As no revolution, anywhere, at any time whatsoever, has brought prosperity to the people (we consider the American Revolution to have been a fight of the first settlers against British invaders) this idea should be seen as characteristic of a post-revolutionary situation, but should be abandoned if either side really cares for the country. There are some other arguments against revolution, which mostly revolve around the fact that the opposition does not have a charismatic leader such as Saakashvili was in 2003. It is unlikely that such a leader will appear in the near future. A leader with obsession, willingness to take risks, determination and commitment is not visible in the opposition spectrum. Furthermore although Saakashvili’s rating has diminished dramatically, he is not in the situation former President Shevardnadze was in before the Rose Revolution. He has few supporters but there are still some, whose support for him is based less on his ideology than their material welfare. Law enforcement bodies now pay good salaries, many social benefits and so on. Before the Rose Revolution people were fed up with the figure of Shevardnadze as such, as he had been the leader of Georgia as Communist Party boss and then head of the independent state for 31 years. People did not want him. And as soon as people saw a charismatic leader, they followed him.

Today people cannot see the leader of the flock. Moreover, they cannot identify any alternative to Saakashvili in the opposition ranks. People do not want to receive yet another “Kinder Surprise” through a “classical revolution”, when there are no guarantees who will come in, who will receive which post, or whether the new leaders will stop inventing new laws for their benefit. To cut it short, revolution will always lead to many unexpected results. It should also be taken into consideration that “the white fox” Shevardnadze managed to resign quietly, bloodlessly, showing goodwill by preserving peace in the country. The general mood in the country today is that Saakashvili will not go, and even if he does, not quietly.

The demonstrations might still be broken up by force, as they are not dispersing voluntarily. At a certain point the administration will get fed up. It will try to apply certain paragraphs of the Constitution and Criminal Code to the protest activities and after warning the demonstrators might try to disperse them. It still has enough resources to do that. However, this action carries with it a great risk. Breaking up the demonstrations will not bring stability to the country for a long time. It will create discontent, maybe on a larger scale, and of course will be seen very negatively by the international community as well. It could end up being a time bomb planted by the administration in its own house.

Both these developments would be more radical than those generally seen in the Western countries Georgia wants to join.

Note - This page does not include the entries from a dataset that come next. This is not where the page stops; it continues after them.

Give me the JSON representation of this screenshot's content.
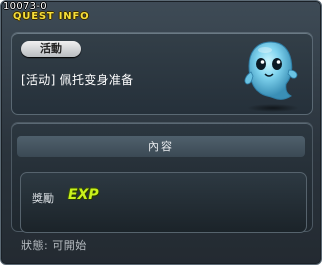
{
  "window": {
    "quest_id": "10073-0",
    "title": "QUEST INFO"
  },
  "quest": {
    "category": "活動",
    "name": "[活动] 佩托变身准备",
    "image_icon": "blue-ghost-icon"
  },
  "content": {
    "header": "內容",
    "reward_label": "獎勵",
    "reward_badge": "EXP"
  },
  "status": {
    "text": "狀態: 可開始"
  },
  "colors": {
    "title": "#f6de3a",
    "exp": "#c9f21c",
    "panel": "#2c3740"
  }
}
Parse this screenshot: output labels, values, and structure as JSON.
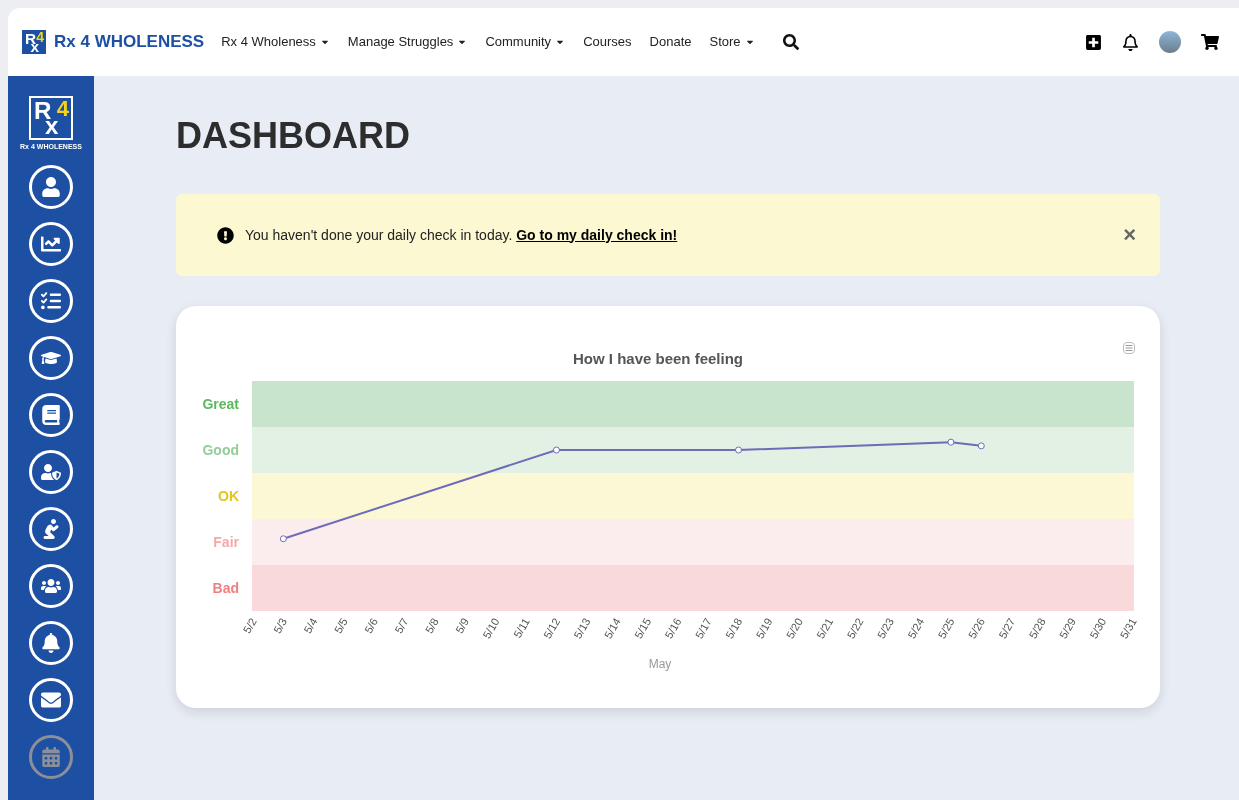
{
  "navbar": {
    "brand": {
      "letters": [
        "R",
        "x",
        "4"
      ],
      "name": "Rx 4 WHOLENESS"
    },
    "items": [
      {
        "label": "Rx 4 Wholeness",
        "dropdown": true
      },
      {
        "label": "Manage Struggles",
        "dropdown": true
      },
      {
        "label": "Community",
        "dropdown": true
      },
      {
        "label": "Courses",
        "dropdown": false
      },
      {
        "label": "Donate",
        "dropdown": false
      },
      {
        "label": "Store",
        "dropdown": true
      }
    ]
  },
  "sidebar": {
    "logo": {
      "letters": [
        "R",
        "x",
        "4"
      ],
      "caption": "Rx 4 WHOLENESS"
    },
    "items": [
      {
        "disabled": false
      },
      {
        "disabled": false
      },
      {
        "disabled": false
      },
      {
        "disabled": false
      },
      {
        "disabled": false
      },
      {
        "disabled": false
      },
      {
        "disabled": false
      },
      {
        "disabled": false
      },
      {
        "disabled": false
      },
      {
        "disabled": false
      },
      {
        "disabled": true
      }
    ]
  },
  "page": {
    "title": "DASHBOARD"
  },
  "alert": {
    "text": "You haven't done your daily check in today.",
    "link": "Go to my daily check in!",
    "close": "×"
  },
  "feeling_chart": {
    "title": "How I have been feeling",
    "y_labels": [
      {
        "label": "Great",
        "color": "#5cb85c"
      },
      {
        "label": "Good",
        "color": "#94cc97"
      },
      {
        "label": "OK",
        "color": "#e3c520"
      },
      {
        "label": "Fair",
        "color": "#f4a9a9"
      },
      {
        "label": "Bad",
        "color": "#f08080"
      }
    ],
    "bands": [
      {
        "color": "#c8e4cd"
      },
      {
        "color": "#e3f1e4"
      },
      {
        "color": "#fcf8d6"
      },
      {
        "color": "#fbeced"
      },
      {
        "color": "#f9d9da"
      }
    ],
    "x_labels": [
      "5/2",
      "5/3",
      "5/4",
      "5/5",
      "5/6",
      "5/7",
      "5/8",
      "5/9",
      "5/10",
      "5/11",
      "5/12",
      "5/13",
      "5/14",
      "5/15",
      "5/16",
      "5/17",
      "5/18",
      "5/19",
      "5/20",
      "5/21",
      "5/22",
      "5/23",
      "5/24",
      "5/25",
      "5/26",
      "5/27",
      "5/28",
      "5/29",
      "5/30",
      "5/31"
    ],
    "xlabel": "May"
  }
}
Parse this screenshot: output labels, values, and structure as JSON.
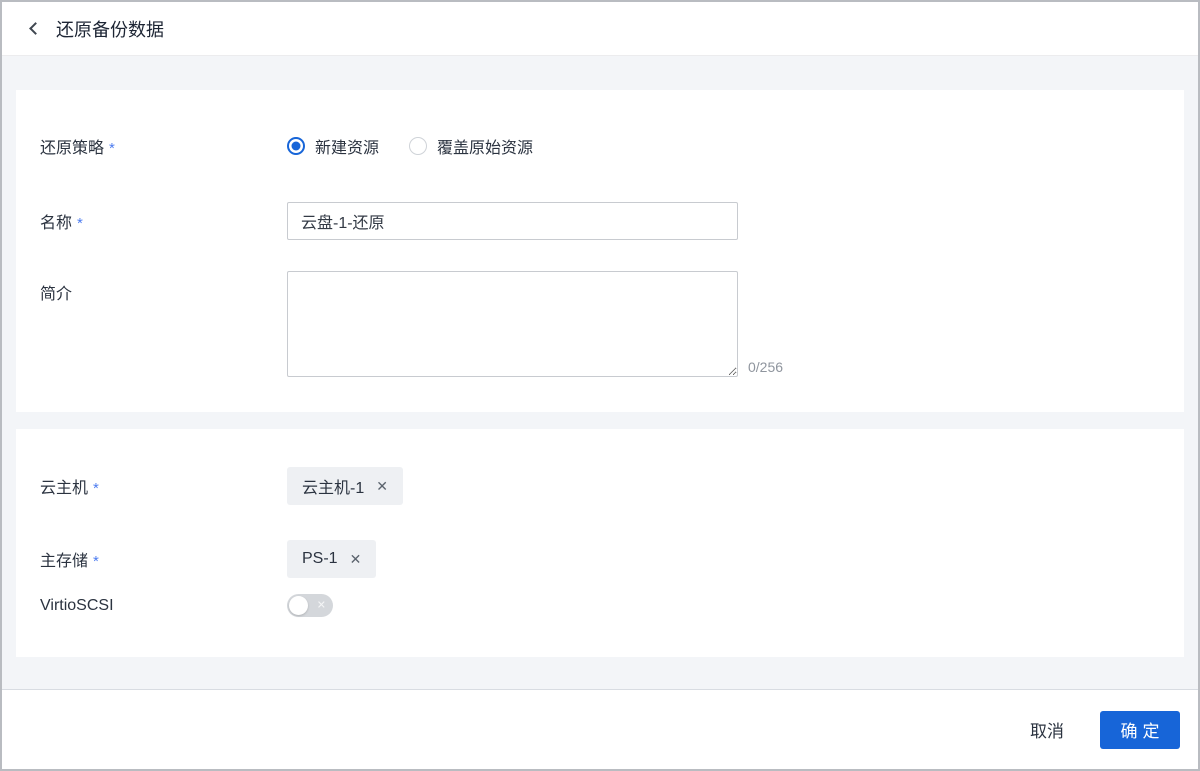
{
  "header": {
    "title": "还原备份数据"
  },
  "icons": {
    "back": "chevron-left",
    "remove": "✕",
    "toggle_off": "✕"
  },
  "form": {
    "restore_strategy": {
      "label": "还原策略",
      "required": "*",
      "options": [
        {
          "label": "新建资源",
          "selected": true
        },
        {
          "label": "覆盖原始资源",
          "selected": false
        }
      ]
    },
    "name": {
      "label": "名称",
      "required": "*",
      "value": "云盘-1-还原"
    },
    "description": {
      "label": "简介",
      "value": "",
      "counter": "0/256"
    },
    "vm": {
      "label": "云主机",
      "required": "*",
      "tag": "云主机-1"
    },
    "primary_storage": {
      "label": "主存储",
      "required": "*",
      "tag": "PS-1"
    },
    "virtio_scsi": {
      "label": "VirtioSCSI",
      "state": "off"
    }
  },
  "footer": {
    "cancel_label": "取消",
    "confirm_label": "确定"
  },
  "colors": {
    "accent_blue": "#1765d8",
    "required_mark": "#4d7cf0",
    "body_background": "#f3f5f8",
    "tag_background": "#eef0f3"
  }
}
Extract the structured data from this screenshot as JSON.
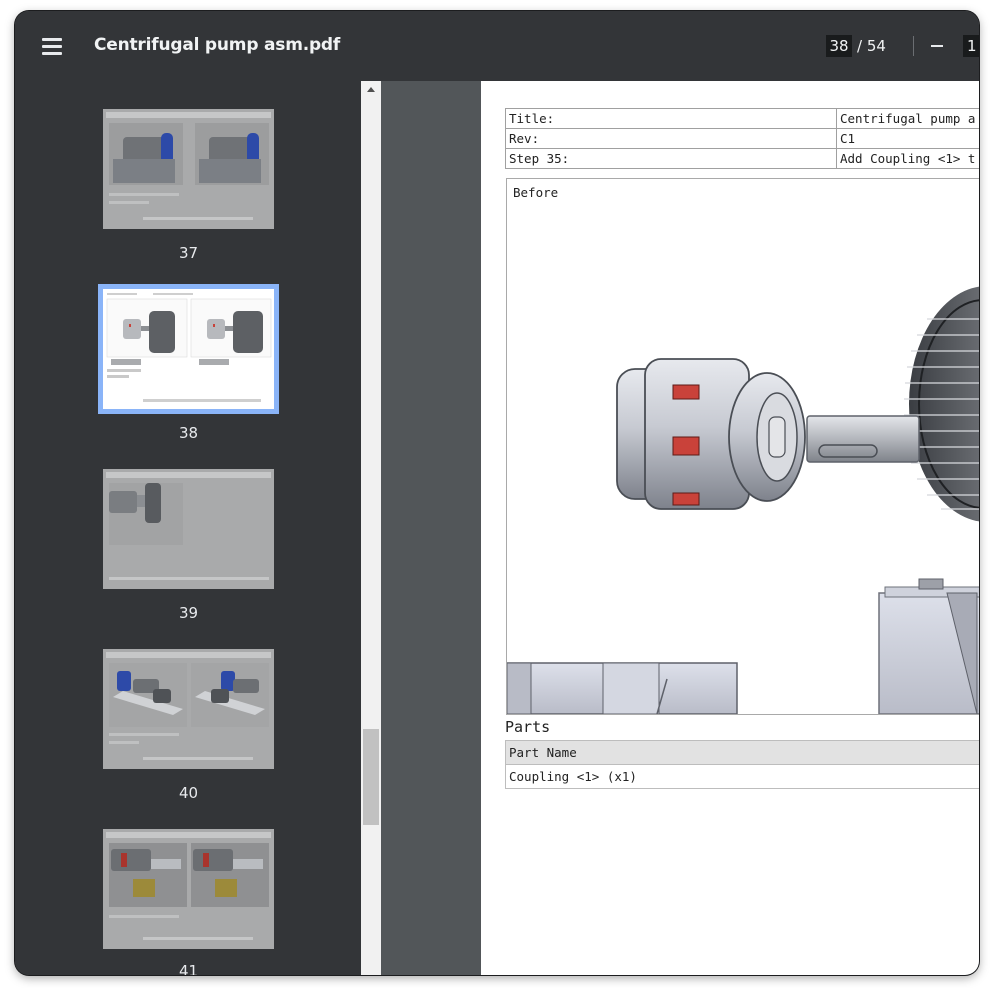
{
  "toolbar": {
    "title": "Centrifugal pump asm.pdf",
    "current_page": "38",
    "total_pages": "/ 54",
    "zoom_value": "1"
  },
  "thumbnails": [
    {
      "label": "37"
    },
    {
      "label": "38"
    },
    {
      "label": "39"
    },
    {
      "label": "40"
    },
    {
      "label": "41"
    }
  ],
  "page": {
    "meta_rows": [
      {
        "key": "Title:",
        "value": "Centrifugal pump a"
      },
      {
        "key": "Rev:",
        "value": "C1"
      },
      {
        "key": "Step 35:",
        "value": "Add Coupling <1> t"
      }
    ],
    "before_label": "Before",
    "parts_heading": "Parts",
    "parts_column": "Part Name",
    "parts_rows": [
      "Coupling <1> (x1)"
    ]
  },
  "colors": {
    "accent": "#8ab4f8",
    "toolbar_bg": "#333538",
    "viewer_bg": "#525659",
    "coupling_insert": "#c9423a"
  }
}
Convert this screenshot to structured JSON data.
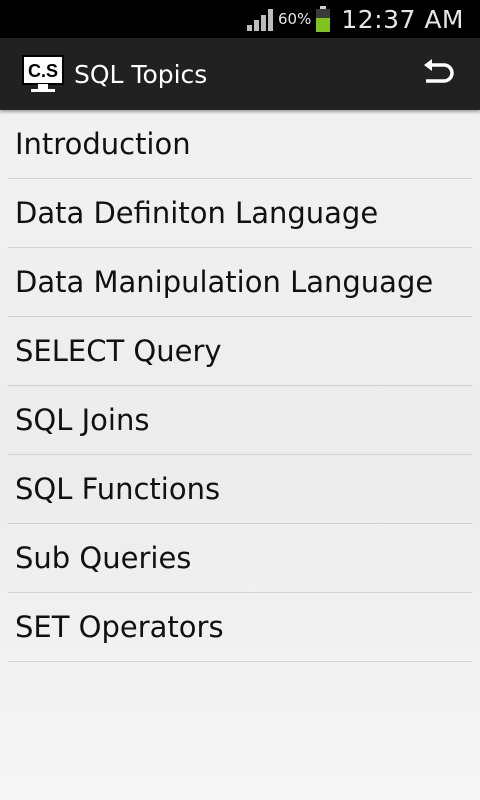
{
  "status_bar": {
    "battery_percent": "60%",
    "time": "12:37 AM",
    "battery_color": "#7fc31c"
  },
  "action_bar": {
    "icon_text": "C.S",
    "title": "SQL Topics",
    "background": "#212121"
  },
  "topics": [
    {
      "label": "Introduction"
    },
    {
      "label": "Data Definiton Language"
    },
    {
      "label": "Data Manipulation Language"
    },
    {
      "label": "SELECT Query"
    },
    {
      "label": "SQL Joins"
    },
    {
      "label": "SQL Functions"
    },
    {
      "label": "Sub Queries"
    },
    {
      "label": "SET Operators"
    }
  ]
}
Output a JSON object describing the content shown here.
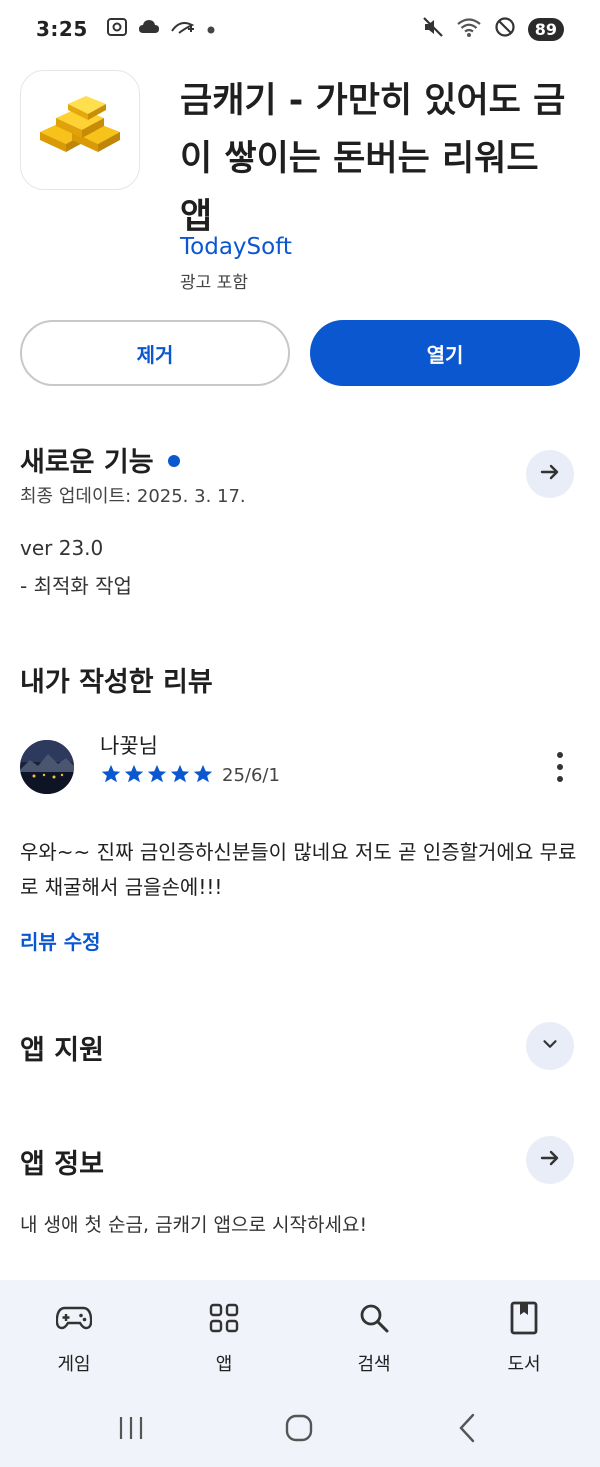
{
  "status_bar": {
    "time": "3:25",
    "battery": "89",
    "icons": [
      "screenshot-icon",
      "cloud-icon",
      "disney-plus-icon",
      "dot-icon",
      "mute-icon",
      "wifi-icon",
      "do-not-disturb-icon"
    ]
  },
  "app": {
    "title": "금캐기 - 가만히 있어도 금이 쌓이는 돈버는 리워드 앱",
    "developer": "TodaySoft",
    "ads_note": "광고 포함",
    "icon": "gold-bars-icon"
  },
  "actions": {
    "remove_label": "제거",
    "open_label": "열기"
  },
  "whats_new": {
    "title": "새로운 기능",
    "last_updated": "최종 업데이트: 2025. 3. 17.",
    "version": "ver 23.0",
    "notes": "- 최적화 작업"
  },
  "my_review": {
    "section_title": "내가 작성한 리뷰",
    "reviewer": "나꽃님",
    "rating": 5,
    "date": "25/6/1",
    "text": "우와~~ 진짜 금인증하신분들이 많네요 저도 곧 인증할거에요 무료로 채굴해서 금을손에!!!",
    "edit_label": "리뷰 수정"
  },
  "app_support": {
    "title": "앱 지원"
  },
  "app_info": {
    "title": "앱 정보",
    "description": "내 생애 첫 순금, 금캐기 앱으로 시작하세요!"
  },
  "bottom_nav": {
    "items": [
      {
        "label": "게임",
        "icon": "gamepad-icon"
      },
      {
        "label": "앱",
        "icon": "apps-grid-icon"
      },
      {
        "label": "검색",
        "icon": "search-icon"
      },
      {
        "label": "도서",
        "icon": "book-icon"
      }
    ]
  },
  "colors": {
    "accent": "#0b57d0",
    "nav_background": "#f0f3f9",
    "round_button": "#e9edf7"
  }
}
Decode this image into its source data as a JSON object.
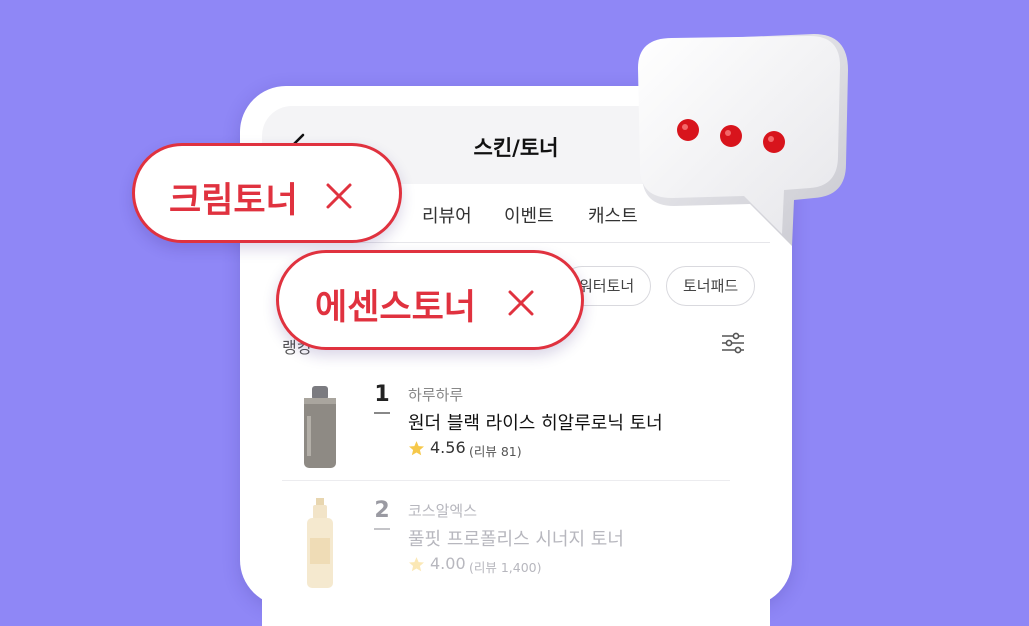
{
  "header": {
    "title": "스킨/토너"
  },
  "tabs": [
    {
      "label": "리뷰어"
    },
    {
      "label": "이벤트"
    },
    {
      "label": "캐스트"
    }
  ],
  "chips": [
    {
      "label": "워터토너"
    },
    {
      "label": "토너패드"
    }
  ],
  "ranking_label": "랭킹",
  "products": [
    {
      "rank": "1",
      "brand": "하루하루",
      "name": "원더 블랙 라이스 히알루로닉 토너",
      "rating": "4.56",
      "reviews": "(리뷰 81)"
    },
    {
      "rank": "2",
      "brand": "코스알엑스",
      "name": "풀핏 프로폴리스 시너지 토너",
      "rating": "4.00",
      "reviews": "(리뷰 1,400)"
    }
  ],
  "removed_tags": [
    {
      "label": "크림토너"
    },
    {
      "label": "에센스토너"
    }
  ],
  "icons": {
    "back": "back-arrow-icon",
    "filter": "filter-sliders-icon",
    "star": "star-icon",
    "remove": "close-icon",
    "chat": "speech-bubble-icon"
  },
  "colors": {
    "background": "#8f87f6",
    "accent": "#e0323f",
    "star": "#f6c84a",
    "chat_dots": "#d8141c"
  }
}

The reason such possibilities exist is that since Georgia regained its independence it has not been able to create stable, democratic institutions: a free and independent court system, a strong Parliament, a free and influential media, a human rights protection system and so on. Unfortunately, the Rose Revolution has frustrated the hopes of many inside and outside Georgia who thought it would bring these things. However, an authoritarian regime is also unlikely to flourish in this country either.

So what is left? Only mutual concession and starting a dialogue. However this dialogue should be based on mutual trust that any decisions which might be reached will be followed by action and not cheating. Again and again, we keep repeating: radical and serious amendments should be introduced into the Election Code immediately, both confronting sides should abide by them and appropriate, trustworthy, international or domestic institutions should monitor this process. The decisions of the talks or negotiations should be implemented unconditionally. To cut it short, a really free and democratic Parliamentary election should be conducted finally. However, as yet we are still very far from seeing such a thing, or either side agreeing to meet to achieve it.